* TASK STATEMENT
Search each line of the data for the word "JSON"; copy every line where it is found.

####

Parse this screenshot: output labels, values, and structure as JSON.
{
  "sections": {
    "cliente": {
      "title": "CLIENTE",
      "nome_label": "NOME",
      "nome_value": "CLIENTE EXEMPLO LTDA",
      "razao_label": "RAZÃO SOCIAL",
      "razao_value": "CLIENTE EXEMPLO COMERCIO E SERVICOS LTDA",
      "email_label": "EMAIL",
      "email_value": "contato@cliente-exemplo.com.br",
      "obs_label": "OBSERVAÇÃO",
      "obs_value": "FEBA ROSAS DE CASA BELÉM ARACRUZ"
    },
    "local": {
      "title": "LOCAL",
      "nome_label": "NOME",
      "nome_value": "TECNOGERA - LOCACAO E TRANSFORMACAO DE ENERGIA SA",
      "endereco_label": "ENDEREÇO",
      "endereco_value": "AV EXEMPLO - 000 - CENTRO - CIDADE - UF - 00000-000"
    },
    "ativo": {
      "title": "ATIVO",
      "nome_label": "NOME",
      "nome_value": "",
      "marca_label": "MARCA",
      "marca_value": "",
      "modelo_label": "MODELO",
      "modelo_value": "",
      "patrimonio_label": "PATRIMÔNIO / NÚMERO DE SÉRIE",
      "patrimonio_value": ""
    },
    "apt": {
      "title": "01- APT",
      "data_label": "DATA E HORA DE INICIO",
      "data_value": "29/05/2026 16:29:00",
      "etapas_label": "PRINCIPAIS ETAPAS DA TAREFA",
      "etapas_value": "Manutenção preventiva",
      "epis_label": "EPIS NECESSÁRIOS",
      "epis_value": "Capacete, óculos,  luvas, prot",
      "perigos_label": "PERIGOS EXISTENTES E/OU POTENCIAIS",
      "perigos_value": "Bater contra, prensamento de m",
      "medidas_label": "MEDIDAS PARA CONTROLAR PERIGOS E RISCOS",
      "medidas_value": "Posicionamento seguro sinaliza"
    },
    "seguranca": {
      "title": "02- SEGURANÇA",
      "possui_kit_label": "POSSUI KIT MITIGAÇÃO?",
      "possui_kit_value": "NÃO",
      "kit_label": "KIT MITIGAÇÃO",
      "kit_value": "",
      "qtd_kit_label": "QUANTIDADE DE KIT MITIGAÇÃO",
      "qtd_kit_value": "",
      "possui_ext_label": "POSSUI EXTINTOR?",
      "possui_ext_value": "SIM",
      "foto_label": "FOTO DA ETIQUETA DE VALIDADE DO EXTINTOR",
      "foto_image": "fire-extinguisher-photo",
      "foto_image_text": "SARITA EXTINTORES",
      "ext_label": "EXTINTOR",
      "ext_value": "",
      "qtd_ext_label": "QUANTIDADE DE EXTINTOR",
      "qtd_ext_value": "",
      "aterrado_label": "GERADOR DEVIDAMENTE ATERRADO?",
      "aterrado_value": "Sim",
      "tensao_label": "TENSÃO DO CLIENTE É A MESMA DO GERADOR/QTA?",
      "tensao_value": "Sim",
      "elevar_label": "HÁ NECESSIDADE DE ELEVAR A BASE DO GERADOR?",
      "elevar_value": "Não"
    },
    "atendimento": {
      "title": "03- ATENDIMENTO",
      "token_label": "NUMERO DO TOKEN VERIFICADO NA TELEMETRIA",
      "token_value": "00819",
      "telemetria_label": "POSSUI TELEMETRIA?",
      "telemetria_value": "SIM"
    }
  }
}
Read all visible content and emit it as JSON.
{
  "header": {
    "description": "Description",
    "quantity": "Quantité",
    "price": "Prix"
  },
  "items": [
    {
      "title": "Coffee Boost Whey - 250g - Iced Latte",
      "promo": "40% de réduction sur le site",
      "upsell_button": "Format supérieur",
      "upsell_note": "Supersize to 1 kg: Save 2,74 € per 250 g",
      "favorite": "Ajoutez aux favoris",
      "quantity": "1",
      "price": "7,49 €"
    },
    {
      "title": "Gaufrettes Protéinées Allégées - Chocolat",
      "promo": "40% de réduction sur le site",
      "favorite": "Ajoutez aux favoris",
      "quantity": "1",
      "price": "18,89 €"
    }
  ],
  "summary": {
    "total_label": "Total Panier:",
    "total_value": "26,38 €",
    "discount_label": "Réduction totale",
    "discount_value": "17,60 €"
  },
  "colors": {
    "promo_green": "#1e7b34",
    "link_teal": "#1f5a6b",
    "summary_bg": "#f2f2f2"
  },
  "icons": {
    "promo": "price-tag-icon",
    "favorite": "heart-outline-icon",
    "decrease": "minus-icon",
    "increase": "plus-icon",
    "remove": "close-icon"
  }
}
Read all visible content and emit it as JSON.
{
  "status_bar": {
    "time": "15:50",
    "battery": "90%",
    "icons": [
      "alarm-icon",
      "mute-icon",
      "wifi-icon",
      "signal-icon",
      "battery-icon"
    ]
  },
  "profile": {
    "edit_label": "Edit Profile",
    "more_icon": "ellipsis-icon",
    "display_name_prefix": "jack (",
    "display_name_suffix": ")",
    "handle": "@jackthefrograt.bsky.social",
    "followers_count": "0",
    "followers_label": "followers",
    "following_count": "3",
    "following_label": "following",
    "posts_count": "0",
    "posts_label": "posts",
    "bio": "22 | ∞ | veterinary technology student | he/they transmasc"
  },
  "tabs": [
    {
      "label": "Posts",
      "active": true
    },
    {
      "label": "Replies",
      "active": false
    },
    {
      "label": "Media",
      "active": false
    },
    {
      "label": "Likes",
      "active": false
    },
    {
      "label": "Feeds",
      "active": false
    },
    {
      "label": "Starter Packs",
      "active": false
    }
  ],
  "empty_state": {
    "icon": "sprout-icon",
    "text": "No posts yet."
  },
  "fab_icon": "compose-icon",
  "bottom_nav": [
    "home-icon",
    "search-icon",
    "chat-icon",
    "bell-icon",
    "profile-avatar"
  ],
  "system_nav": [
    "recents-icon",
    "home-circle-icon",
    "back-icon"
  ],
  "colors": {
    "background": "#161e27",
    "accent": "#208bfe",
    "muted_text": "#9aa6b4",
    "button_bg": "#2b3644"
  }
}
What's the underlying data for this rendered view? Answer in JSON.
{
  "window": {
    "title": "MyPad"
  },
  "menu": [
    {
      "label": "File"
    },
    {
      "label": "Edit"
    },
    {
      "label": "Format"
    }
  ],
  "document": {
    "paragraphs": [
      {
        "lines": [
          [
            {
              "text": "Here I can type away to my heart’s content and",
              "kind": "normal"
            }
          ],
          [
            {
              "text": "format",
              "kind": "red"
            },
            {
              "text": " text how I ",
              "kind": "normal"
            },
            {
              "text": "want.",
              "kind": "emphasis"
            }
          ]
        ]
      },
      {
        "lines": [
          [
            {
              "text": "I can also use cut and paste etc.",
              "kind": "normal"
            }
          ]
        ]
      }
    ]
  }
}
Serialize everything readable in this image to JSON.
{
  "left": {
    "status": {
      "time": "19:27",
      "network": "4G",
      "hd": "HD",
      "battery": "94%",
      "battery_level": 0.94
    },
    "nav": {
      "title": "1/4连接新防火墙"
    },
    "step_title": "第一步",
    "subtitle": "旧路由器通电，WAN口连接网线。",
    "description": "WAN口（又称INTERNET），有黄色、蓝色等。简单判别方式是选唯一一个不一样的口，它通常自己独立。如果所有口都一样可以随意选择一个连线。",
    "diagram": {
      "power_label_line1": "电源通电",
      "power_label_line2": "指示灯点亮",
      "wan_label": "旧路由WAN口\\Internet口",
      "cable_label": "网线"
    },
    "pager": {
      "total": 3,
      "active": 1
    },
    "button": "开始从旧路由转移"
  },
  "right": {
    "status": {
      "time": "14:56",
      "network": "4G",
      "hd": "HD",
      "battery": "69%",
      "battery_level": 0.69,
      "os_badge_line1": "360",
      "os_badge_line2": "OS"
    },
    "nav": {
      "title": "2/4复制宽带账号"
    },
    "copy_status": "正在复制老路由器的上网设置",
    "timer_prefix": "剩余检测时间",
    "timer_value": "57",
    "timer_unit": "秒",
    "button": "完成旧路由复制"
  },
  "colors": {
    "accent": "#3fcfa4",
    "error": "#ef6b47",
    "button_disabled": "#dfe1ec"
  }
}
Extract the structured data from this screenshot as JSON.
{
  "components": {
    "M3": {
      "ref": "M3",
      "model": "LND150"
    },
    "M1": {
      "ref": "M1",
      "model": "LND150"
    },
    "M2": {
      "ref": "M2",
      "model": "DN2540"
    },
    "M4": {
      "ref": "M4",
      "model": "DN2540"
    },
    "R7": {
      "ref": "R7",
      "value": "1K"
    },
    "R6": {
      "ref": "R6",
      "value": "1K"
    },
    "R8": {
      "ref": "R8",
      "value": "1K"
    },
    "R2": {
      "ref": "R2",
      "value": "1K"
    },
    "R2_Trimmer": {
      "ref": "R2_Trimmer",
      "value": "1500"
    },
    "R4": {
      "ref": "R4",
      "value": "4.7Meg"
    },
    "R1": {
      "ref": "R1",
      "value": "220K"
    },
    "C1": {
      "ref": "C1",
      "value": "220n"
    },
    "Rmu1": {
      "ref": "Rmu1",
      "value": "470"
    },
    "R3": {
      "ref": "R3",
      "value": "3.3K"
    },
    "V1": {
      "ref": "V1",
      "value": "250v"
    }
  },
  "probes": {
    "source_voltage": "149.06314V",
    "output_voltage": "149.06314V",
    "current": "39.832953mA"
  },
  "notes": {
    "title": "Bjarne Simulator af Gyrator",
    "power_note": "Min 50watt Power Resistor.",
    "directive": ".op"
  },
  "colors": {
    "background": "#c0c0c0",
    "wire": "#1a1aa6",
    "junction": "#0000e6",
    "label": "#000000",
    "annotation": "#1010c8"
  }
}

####

* RESPONSE BELOW
Parse this screenshot: output labels, values, and structure as JSON.
Read all visible content and emit it as JSON.
Read all visible content and emit it as JSON.
What's the underlying data for this rendered view? Answer in JSON.
Serialize everything readable in this image to JSON.
Extract the structured data from this screenshot as JSON.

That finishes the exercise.